▶ _What is required_:
Where does the string "OATS" occur in the records? Copy each line that holds it.

[Source material]

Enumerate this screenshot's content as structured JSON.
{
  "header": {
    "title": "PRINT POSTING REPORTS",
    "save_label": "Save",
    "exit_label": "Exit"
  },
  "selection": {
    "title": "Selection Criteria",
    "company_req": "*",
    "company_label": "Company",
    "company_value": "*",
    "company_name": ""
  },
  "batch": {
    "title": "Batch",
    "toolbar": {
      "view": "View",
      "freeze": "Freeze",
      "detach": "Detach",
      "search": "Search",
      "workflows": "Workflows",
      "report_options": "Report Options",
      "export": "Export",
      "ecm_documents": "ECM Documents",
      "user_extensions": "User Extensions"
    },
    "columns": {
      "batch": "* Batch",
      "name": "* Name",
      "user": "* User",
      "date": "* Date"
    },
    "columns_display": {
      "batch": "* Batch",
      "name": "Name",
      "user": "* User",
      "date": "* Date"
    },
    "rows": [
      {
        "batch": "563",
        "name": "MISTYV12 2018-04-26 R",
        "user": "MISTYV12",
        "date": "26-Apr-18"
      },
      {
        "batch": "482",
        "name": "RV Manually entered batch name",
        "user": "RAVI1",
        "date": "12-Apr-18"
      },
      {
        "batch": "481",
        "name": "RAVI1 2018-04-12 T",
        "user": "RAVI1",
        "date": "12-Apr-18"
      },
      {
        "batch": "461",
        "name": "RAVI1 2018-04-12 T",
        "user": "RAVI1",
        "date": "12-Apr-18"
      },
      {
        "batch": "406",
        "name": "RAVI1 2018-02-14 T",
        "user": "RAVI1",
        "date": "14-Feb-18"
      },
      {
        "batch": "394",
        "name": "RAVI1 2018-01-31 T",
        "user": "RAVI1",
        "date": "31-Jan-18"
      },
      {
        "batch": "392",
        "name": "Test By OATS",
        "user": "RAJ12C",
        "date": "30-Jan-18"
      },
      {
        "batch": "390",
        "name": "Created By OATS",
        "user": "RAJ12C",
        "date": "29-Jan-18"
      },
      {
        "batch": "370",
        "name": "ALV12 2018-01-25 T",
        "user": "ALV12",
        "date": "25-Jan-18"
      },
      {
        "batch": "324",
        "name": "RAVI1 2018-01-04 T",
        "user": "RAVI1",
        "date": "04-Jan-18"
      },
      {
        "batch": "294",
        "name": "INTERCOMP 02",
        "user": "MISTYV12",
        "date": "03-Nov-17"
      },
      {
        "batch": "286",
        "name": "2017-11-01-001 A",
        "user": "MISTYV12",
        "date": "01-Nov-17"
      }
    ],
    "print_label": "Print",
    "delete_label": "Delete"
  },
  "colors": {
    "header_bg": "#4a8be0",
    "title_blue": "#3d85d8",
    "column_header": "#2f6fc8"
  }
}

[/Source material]

▶ _Written solution_:
        "name": "Test By OATS",
        "name": "Created By OATS",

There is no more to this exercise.